It also changed the dynamics between influencers and brands. For starters, the high discounts customers used to get from big influencers probably won’t last if brands make deals with live streamers with a smaller number of followers. And instead of relying on the vast reach of influencers, many brands are now building their own live streaming channels. “This could be good news for brands as customers can attend their self-directed live sessions,” said Jialu Shan, a research fellow at the Global Center for Digital Business Transformation, “but definitely bad news for customers, as they can don’t enjoy the cheap deals that only live streamers like Li and Viya can offer.”

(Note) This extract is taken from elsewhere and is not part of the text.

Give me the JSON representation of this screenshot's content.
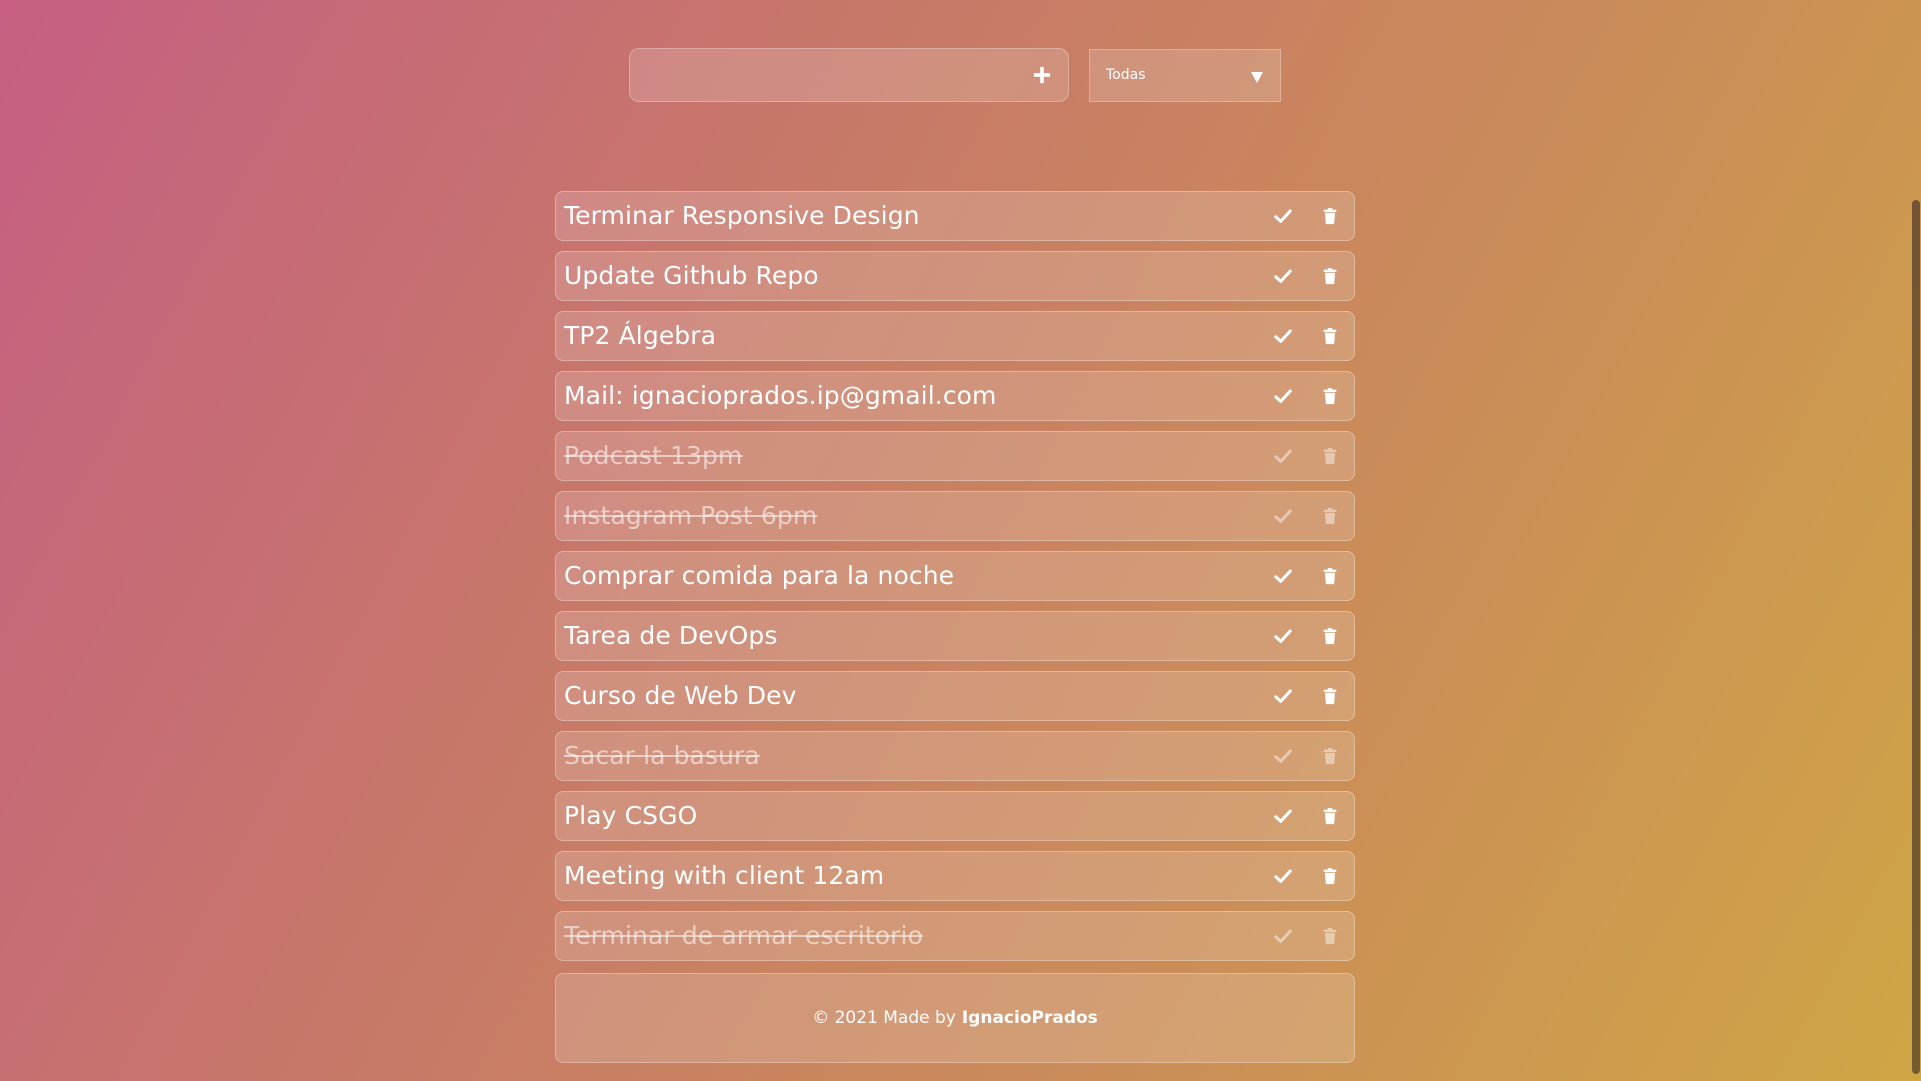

The fate of key influencers is also a clear signal that live streaming e-commerce cannot escape government scrutiny. “Big name KOLs (Key Opinion Leaders) have grown into a huge company and are now essential in e-commerce. But along with multi-million dollar paydays and high visibility come the risks of microscopic examination and social media backlash,” said Franklin Chu, the US president of marketing firm Azoya International, which has worked with Austin Li in the past.
In addition to tax responsibilities and content censorship, live streaming e-commerce influencers also face increasing regulations that hold them accountable for things like product quality control, properly reporting their sales figures, and the participation of minors in live streams. Since 2020, the government has released multiple regulatory documents covering various aspects of the business, keeping the industry under close scrutiny.
While influencers like Huang and Zhu have disappeared from the internet, their marketing and business teams are struggling to stay in the industry. Both Huang and Zhu’s assistants have become influencers themselves. They claim that they are no longer involved with the companies that supported their famous former bosses, but with Chinese media have reported that it’s pretty much still the same teams behind them.
If that tank-shaped ice appearance turns out to be the end of Li’s career, this is probably what his company, Meione, will do as well. But no statement has yet been made by his team, the tech platforms or the regulator, leaving millions of his fans with an anxious waiting game. If he can return to his daily live streams, not only will his fans rejoice: the salespeople and marketing agencies that have benefited from his popularity will join them. “Azoya has worked with him successfully in the past and would likely do so again, assuming his marketing effectiveness doesn’t drop dramatically,” says Franklin Chu.